Baking temperatures can make or break a recipe. For instance, I know I need to set my oven temperature about 10 degrees F higher than a recipe states because it doesn’t get quite hot enough. An oven thermometer is essential for successful baking.

Other Equipment That is Nice to Have

The following equipment is not essential for every course in baking school but will be helpful in many of the courses. Each course course will come with a list of recommended equipment utilized for the subject.

  • 9 x 13″ Baking Pan (for brownies, sheet cakes, coffee cakes, cookie bars, breakfast casseroles, etc…)
  • Ramekins (measuring out ingredients, individual souffles, parfaits, mousses, creme brulee, etc…)
  • Pastry Blender (cutting in fat for biscuits, scones, pie & pastry crusts)
  • Bench Scraper (This is one of my favorite baking tools! Once I got one, I used it ALL THE TIME! I use it for: transferring pastries & bread to baking sheet/dish, scraping bowl clean, scraping counter clean, smoothing out cake icing)
  • Cooling Rack (cooling cakes, muffins, cookies, pastries, etc…)

Homework for this Lesson:

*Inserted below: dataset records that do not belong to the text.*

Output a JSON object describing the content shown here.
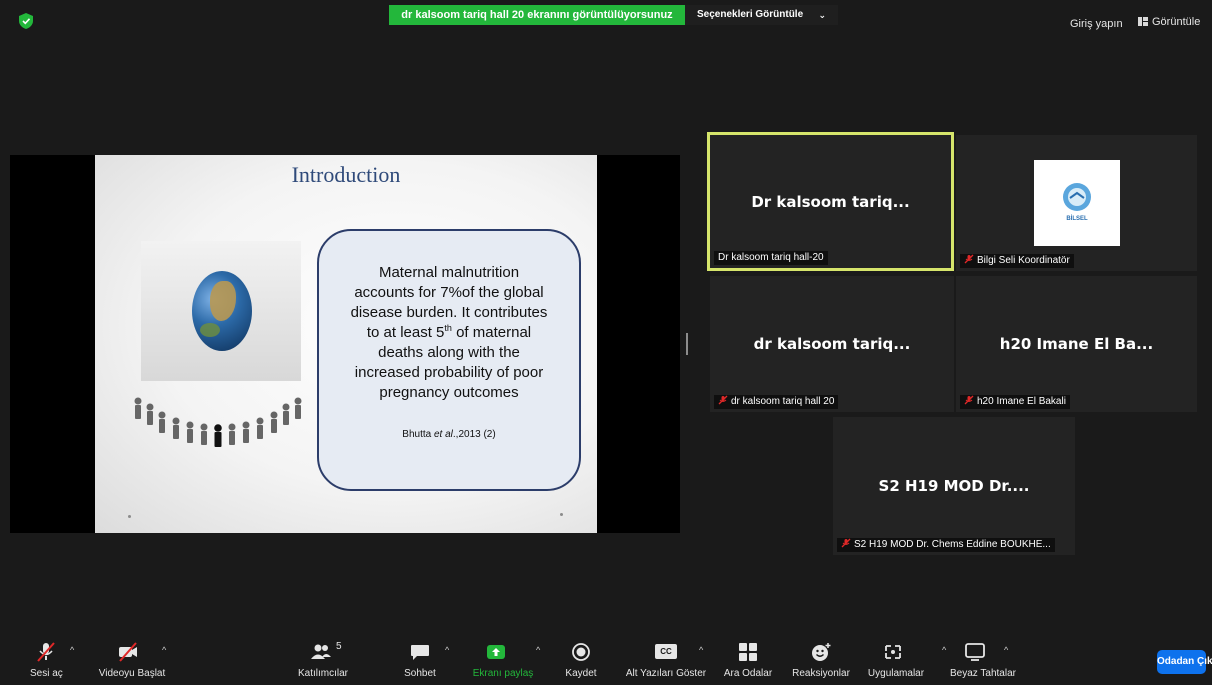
{
  "top_bar": {
    "share_banner": "dr kalsoom tariq hall  20 ekranını görüntülüyorsunuz",
    "view_options": "Seçenekleri Görüntüle",
    "sign_in": "Giriş yapın",
    "view": "Görüntüle",
    "colors": {
      "banner": "#23b73b",
      "shield": "#23b73b"
    }
  },
  "slide": {
    "title": "Introduction",
    "body_line1": "Maternal malnutrition",
    "body_line2": "accounts for 7%of the global",
    "body_line3": "disease burden.  It contributes",
    "body_line4_pre": "to at least  5",
    "body_line4_sup": "th",
    "body_line4_post": "  of maternal",
    "body_line5": "deaths along with the",
    "body_line6": "increased probability of poor",
    "body_line7": "pregnancy outcomes",
    "citation_pre": "Bhutta ",
    "citation_ital": "et al",
    "citation_post": ".,2013 (2)"
  },
  "participants": [
    {
      "display_name": "Dr kalsoom tariq...",
      "label": "Dr kalsoom tariq hall-20",
      "muted": false,
      "active_speaker": true
    },
    {
      "display_name": "",
      "label": "Bilgi Seli Koordinatör",
      "muted": true,
      "logo_text": "BİLSEL"
    },
    {
      "display_name": "dr kalsoom tariq...",
      "label": "dr kalsoom tariq hall  20",
      "muted": true
    },
    {
      "display_name": "h20 Imane El Ba...",
      "label": "h20 Imane El Bakali",
      "muted": true
    },
    {
      "display_name": "S2 H19 MOD Dr....",
      "label": "S2 H19 MOD Dr. Chems Eddine BOUKHE...",
      "muted": true
    }
  ],
  "toolbar": {
    "unmute": "Sesi aç",
    "start_video": "Videoyu Başlat",
    "participants": "Katılımcılar",
    "participants_count": "5",
    "chat": "Sohbet",
    "share_screen": "Ekranı paylaş",
    "record": "Kaydet",
    "captions": "Alt Yazıları Göster",
    "cc": "CC",
    "breakout_rooms": "Ara Odalar",
    "reactions": "Reaksiyonlar",
    "apps": "Uygulamalar",
    "whiteboards": "Beyaz Tahtalar",
    "leave": "Odadan Çık",
    "colors": {
      "leave": "#0e72ed",
      "share": "#23b73b",
      "muted": "#e02828"
    }
  }
}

As always, the homework is optional but is a good way to practice. In addition to making sure you have all of the essential baking equipment before the next course launches, start thinking about: What is your favorite baking tool? Is it a favorite pan, favorite whisk, or maybe a favorite cookbook? I’d love to know what your “Can’t live without” baking tool is!

My absolute favorite baking tool is my half sheet pans! I once owned an online cookie company and I bought those pans when I first launched. I baked literally thousands of cookies on those pans and every time I use them it reminds me of where I started from! What is your favorite item?